• _WHAT YOU ARE ASKED TO DO_:
In the entries, find all lines that hold the word "thumb" and copy them.

• _TASK DATA_:

####

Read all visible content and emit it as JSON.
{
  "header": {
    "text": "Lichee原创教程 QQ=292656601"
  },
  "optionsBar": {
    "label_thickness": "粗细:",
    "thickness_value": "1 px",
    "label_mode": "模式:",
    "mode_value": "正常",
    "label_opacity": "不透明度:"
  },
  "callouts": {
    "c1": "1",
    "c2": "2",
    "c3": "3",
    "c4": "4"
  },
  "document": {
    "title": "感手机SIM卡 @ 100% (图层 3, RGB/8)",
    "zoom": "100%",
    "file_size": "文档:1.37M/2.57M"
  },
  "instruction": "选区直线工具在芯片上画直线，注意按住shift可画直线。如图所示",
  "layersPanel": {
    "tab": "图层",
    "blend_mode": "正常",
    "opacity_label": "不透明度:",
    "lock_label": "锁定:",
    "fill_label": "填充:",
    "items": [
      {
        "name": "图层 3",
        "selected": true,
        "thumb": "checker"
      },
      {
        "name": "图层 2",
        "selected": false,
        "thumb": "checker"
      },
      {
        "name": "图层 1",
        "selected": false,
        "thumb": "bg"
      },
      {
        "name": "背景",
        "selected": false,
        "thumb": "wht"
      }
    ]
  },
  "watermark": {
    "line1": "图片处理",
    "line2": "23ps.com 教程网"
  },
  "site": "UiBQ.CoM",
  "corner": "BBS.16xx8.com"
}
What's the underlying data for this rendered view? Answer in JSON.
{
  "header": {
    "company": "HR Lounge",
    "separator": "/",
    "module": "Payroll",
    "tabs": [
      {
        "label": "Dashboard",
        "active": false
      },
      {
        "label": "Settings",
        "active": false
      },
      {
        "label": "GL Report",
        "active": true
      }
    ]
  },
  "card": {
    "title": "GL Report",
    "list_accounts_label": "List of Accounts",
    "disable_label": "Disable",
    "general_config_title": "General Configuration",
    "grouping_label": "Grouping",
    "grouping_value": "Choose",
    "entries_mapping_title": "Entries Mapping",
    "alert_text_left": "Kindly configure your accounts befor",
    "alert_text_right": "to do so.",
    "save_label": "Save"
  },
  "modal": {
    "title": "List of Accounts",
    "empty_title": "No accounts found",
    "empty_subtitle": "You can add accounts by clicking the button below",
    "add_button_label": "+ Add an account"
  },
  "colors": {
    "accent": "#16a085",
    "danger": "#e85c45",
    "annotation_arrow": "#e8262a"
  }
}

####

• _RESPONSE TO THE TASK_:
        "thumb": "checker"
        "thumb": "checker"
        "thumb": "bg"
        "thumb": "wht"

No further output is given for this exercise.